This new CD is a collaboration between Portland-based fiddler Annie Staninec and British Columbia banjo player Nick Hornbuckle. I first met Annie when her dad brought her to an old-time jam when she was 9 years old. Now, she fiddles in Kathy Kallick’s band and with Whiskey Deaf, and a few years ago she toured with Rod Stewart on fiddle and banjo for a few months. Nick plays banjo with John Reischman and the Jaybirds. He plays in an ornate two-finger style which reminds me of Tony Ellis, who wrote a glowing endorsement for this recording. There are no liner notes indicating tune sources or much other information, but I will try to fill in some of the gaps.

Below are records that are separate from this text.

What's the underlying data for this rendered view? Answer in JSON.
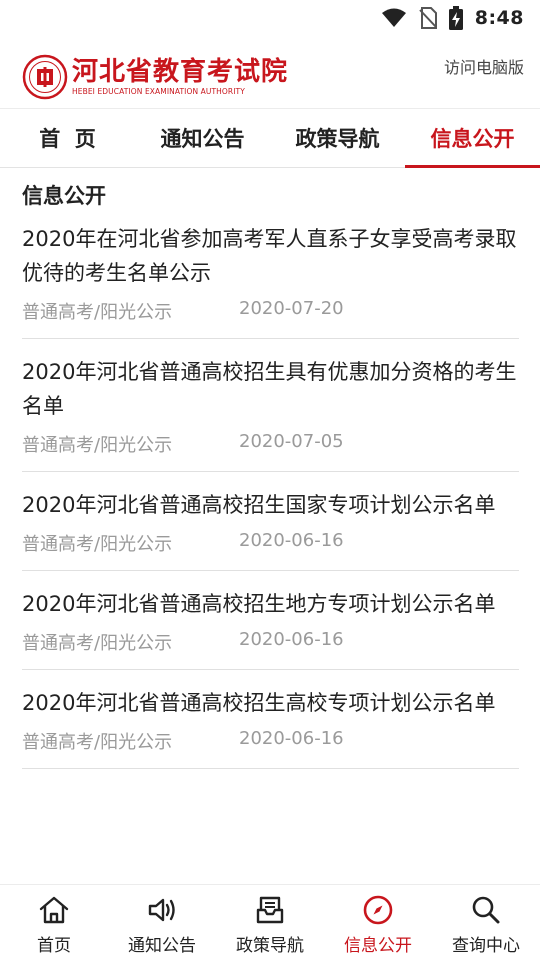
{
  "status": {
    "time": "8:48"
  },
  "header": {
    "logo_cn": "河北省教育考试院",
    "logo_en": "HEBEI EDUCATION EXAMINATION AUTHORITY",
    "desktop_link": "访问电脑版"
  },
  "top_nav": {
    "tabs": [
      {
        "label": "首  页"
      },
      {
        "label": "通知公告"
      },
      {
        "label": "政策导航"
      },
      {
        "label": "信息公开"
      }
    ],
    "active": "信息公开"
  },
  "section": {
    "title": "信息公开"
  },
  "news": [
    {
      "title": "2020年在河北省参加高考军人直系子女享受高考录取优待的考生名单公示",
      "category": "普通高考/阳光公示",
      "date": "2020-07-20"
    },
    {
      "title": "2020年河北省普通高校招生具有优惠加分资格的考生名单",
      "category": "普通高考/阳光公示",
      "date": "2020-07-05"
    },
    {
      "title": "2020年河北省普通高校招生国家专项计划公示名单",
      "category": "普通高考/阳光公示",
      "date": "2020-06-16"
    },
    {
      "title": "2020年河北省普通高校招生地方专项计划公示名单",
      "category": "普通高考/阳光公示",
      "date": "2020-06-16"
    },
    {
      "title": "2020年河北省普通高校招生高校专项计划公示名单",
      "category": "普通高考/阳光公示",
      "date": "2020-06-16"
    }
  ],
  "bottom_nav": {
    "items": [
      {
        "label": "首页",
        "icon": "home-icon"
      },
      {
        "label": "通知公告",
        "icon": "speaker-icon"
      },
      {
        "label": "政策导航",
        "icon": "inbox-icon"
      },
      {
        "label": "信息公开",
        "icon": "compass-icon"
      },
      {
        "label": "查询中心",
        "icon": "search-icon"
      }
    ],
    "active": "信息公开"
  },
  "colors": {
    "accent": "#c8161d",
    "text": "#222222",
    "meta": "#9a9a9a"
  }
}
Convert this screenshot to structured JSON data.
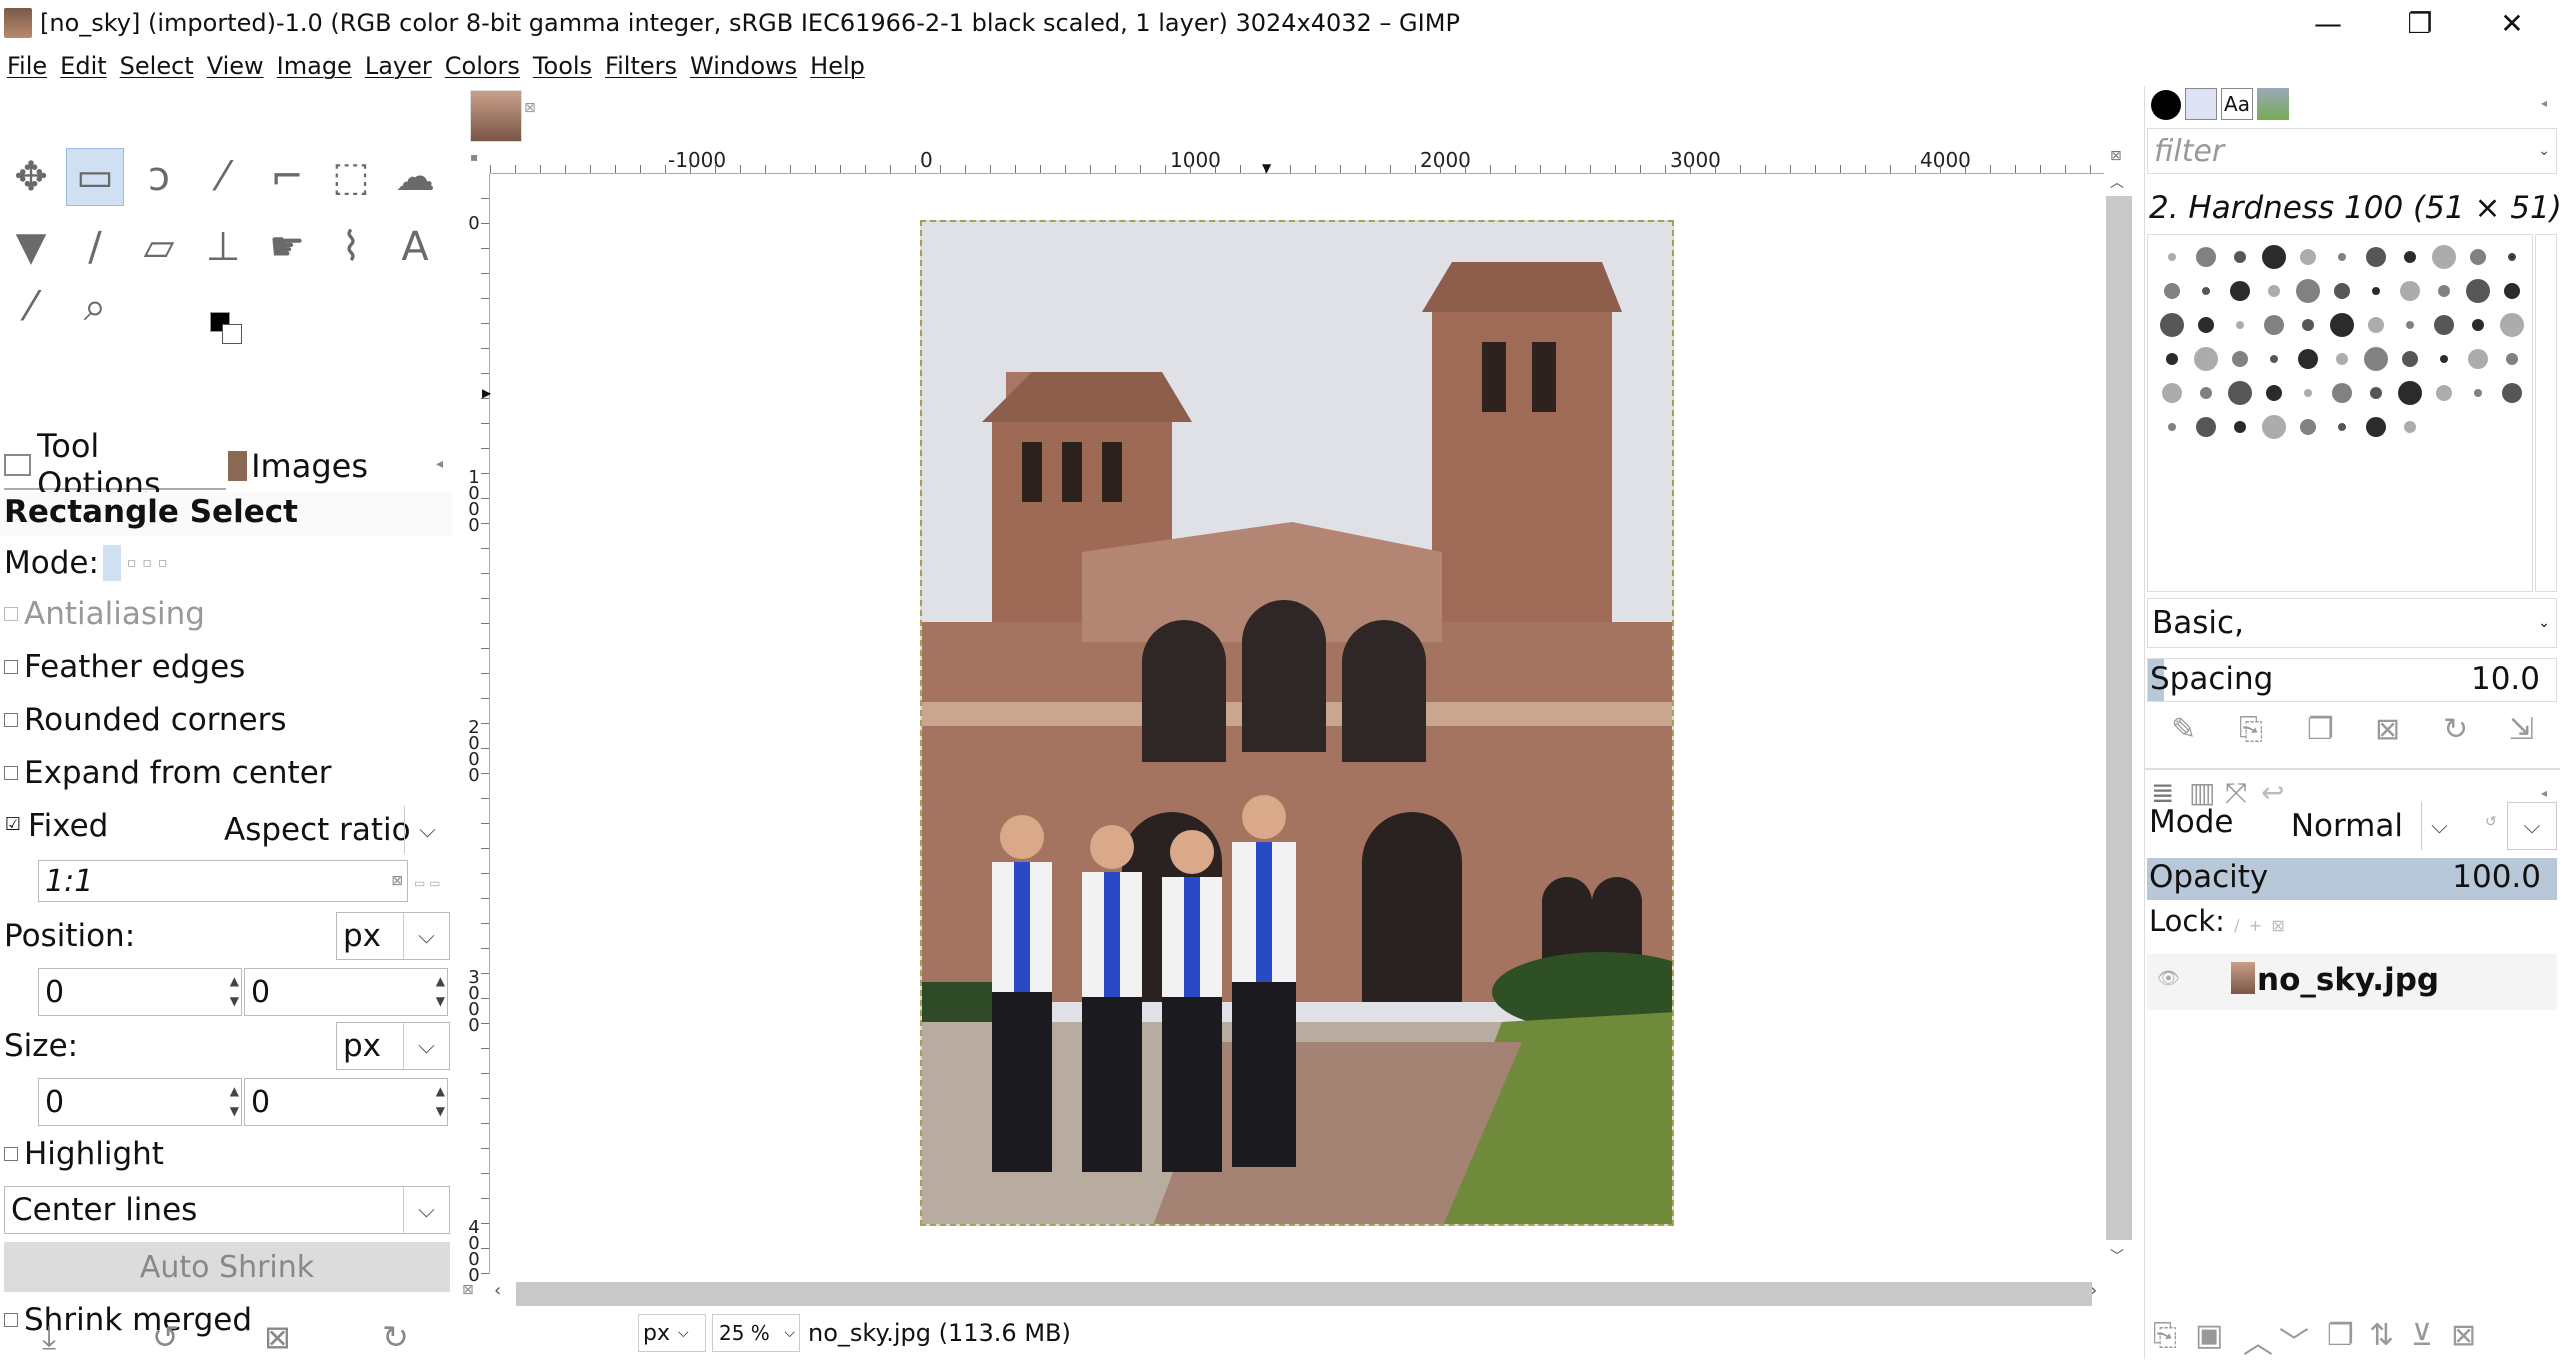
{
  "window": {
    "title": "[no_sky] (imported)-1.0 (RGB color 8-bit gamma integer, sRGB IEC61966-2-1 black scaled, 1 layer) 3024x4032 – GIMP",
    "minimize": "—",
    "restore": "❐",
    "close": "✕"
  },
  "menu": [
    "File",
    "Edit",
    "Select",
    "View",
    "Image",
    "Layer",
    "Colors",
    "Tools",
    "Filters",
    "Windows",
    "Help"
  ],
  "toolbox": {
    "tools": [
      {
        "name": "move-tool-icon",
        "glyph": "✥",
        "selected": false
      },
      {
        "name": "rect-select-tool-icon",
        "glyph": "▭",
        "selected": true
      },
      {
        "name": "free-select-tool-icon",
        "glyph": "ↄ",
        "selected": false
      },
      {
        "name": "fuzzy-select-tool-icon",
        "glyph": "⁄",
        "selected": false
      },
      {
        "name": "crop-tool-icon",
        "glyph": "⌐",
        "selected": false
      },
      {
        "name": "unified-transform-tool-icon",
        "glyph": "⬚",
        "selected": false
      },
      {
        "name": "warp-transform-tool-icon",
        "glyph": "☁",
        "selected": false
      },
      {
        "name": "bucket-fill-tool-icon",
        "glyph": "▼",
        "selected": false
      },
      {
        "name": "paintbrush-tool-icon",
        "glyph": "∕",
        "selected": false
      },
      {
        "name": "eraser-tool-icon",
        "glyph": "▱",
        "selected": false
      },
      {
        "name": "clone-tool-icon",
        "glyph": "⊥",
        "selected": false
      },
      {
        "name": "smudge-tool-icon",
        "glyph": "☛",
        "selected": false
      },
      {
        "name": "paths-tool-icon",
        "glyph": "⌇",
        "selected": false
      },
      {
        "name": "text-tool-icon",
        "glyph": "A",
        "selected": false
      },
      {
        "name": "color-picker-tool-icon",
        "glyph": "⁄",
        "selected": false
      },
      {
        "name": "zoom-tool-icon",
        "glyph": "⌕",
        "selected": false
      }
    ]
  },
  "tooloptions": {
    "tab_tool_options": "Tool Options",
    "tab_images": "Images",
    "heading": "Rectangle Select",
    "mode_label": "Mode:",
    "antialiasing": "Antialiasing",
    "feather_edges": "Feather edges",
    "rounded_corners": "Rounded corners",
    "expand_from_center": "Expand from center",
    "fixed": "Fixed",
    "fixed_checked": "☑",
    "aspect_ratio": "Aspect ratio",
    "ratio_value": "1:1",
    "position_label": "Position:",
    "position_unit": "px",
    "position_x": "0",
    "position_y": "0",
    "size_label": "Size:",
    "size_unit": "px",
    "size_w": "0",
    "size_h": "0",
    "highlight": "Highlight",
    "guides": "Center lines",
    "auto_shrink": "Auto Shrink",
    "shrink_merged": "Shrink merged"
  },
  "ruler": {
    "h_labels": [
      "-1000",
      "0",
      "1000",
      "2000",
      "3000",
      "4000"
    ],
    "v_labels": [
      "0",
      "1000",
      "2000",
      "3000",
      "4000"
    ]
  },
  "status": {
    "unit": "px",
    "zoom": "25 %",
    "file_info": "no_sky.jpg (113.6 MB)"
  },
  "brushes": {
    "filter_placeholder": "filter",
    "current_brush": "2. Hardness 100 (51 × 51)",
    "preset": "Basic,",
    "spacing_label": "Spacing",
    "spacing_value": "10.0"
  },
  "layers": {
    "mode_label": "Mode",
    "mode_value": "Normal",
    "opacity_label": "Opacity",
    "opacity_value": "100.0",
    "lock_label": "Lock:",
    "layer_name": "no_sky.jpg"
  },
  "colors": {
    "selection_bg": "#cfe0f3",
    "opacity_bar": "#b9c8d8",
    "scroll_thumb": "#c9c9c9"
  }
}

The 13 tunes begin with the title tune, “Twin Sisters.” There are at least five tunes with this title listed in the online fiddle tune archive, but this one is commonly played in old-time circles and probably derives from the British “Boys of Blue Hill.” The fiddle banjo duet is lovely and precise and includes some nice subtle variations. “Pretty Little Indian” may have come from Curly Ray Cline, Glen Smith, or Fiddlin’ Van Kidwell. “Flannery’s Dream” with its evocative double stops is fiddled solo by Annie and comes from renowned Kentucky fiddler John Salyer. There are at least two tunes entitled “Hell Broke Loose in Georgia,” but this sounds like the C tune (the other is in G and is from Pennsylvania) which has been recorded by a few fiddlers. “The Belles of Blackville” is played in DDAD on the fiddle and probably comes from Alabama fiddler James Bryan on the “Two Pictures” CD with Carl Jones, though there is also a YouTube version by the band Streak of Lean. “Chinquapin Pie,” played solo on banjo by Nick, is from Virginia musician Hobart Smith. A chinquapin is an edible nut. There are at least three tunes with “Walk Along John” in the title, though one is “Walk Along John (with Your Paper Collar on)” and another is “Walk Along John to Kansas.” This one is in G so it is likely just “Walk Along John” from Missouri, Arkansas, and Oklahoma. It could have come from a number of sources. “Ducks on the Millpond” probably traces back to Virginia fiddler Emmett Lundy but could be filtered by a number of more recent fiddlers. “Pa Janvier” is a cajun tune in the unusual tuning of FCGD and is fiddled solo by Annie. It comes from Dennis McGee but has been more recently recorded by Cedric Watson. “Ninety Degrees” was composed by old-time fiddler Brad Leftwich. “Piney Ridge” is a solo banjo piece by Nick which likely comes from the fiddling of W. H. Stepp, a noted Kentucky fiddler recorded in 1937 by Alan and Elizabeth Lomax. Next is a medley of “Dry and Dusty” and “Duck River.” The latter comes from John Salyer and is closely related to a fiddle tune entitled “Dubuque.” There are at least three distinct tunes called “Dry and Dusty.” This version probably derives from the Ozark region of southern Missouri, but it could have come from any of a large number of sources. “Little Rabbit” is actually two tunes mushed together by “Crockett’s Kentucky Mountaineers,” who were actually from West Virginia but relocated near Fresno, California. The first three parts are a tune called “Little Rabbit,” which has strong similarities to “John Brown’s Dream.” The last two parts are a tune called “Little Rabbit Where’s Your Mammy.” In the recording by the Crocketts, they play the first tune, then the second tune, and then they return to the first tune. Nowadays, it is played as one tune with five parts.
Each of these pieces is polished like a gem by each musician and then fit together in one setting. This fine jewelry belongs in your musical collection.
Annie Staninec & Nick Hornbuckle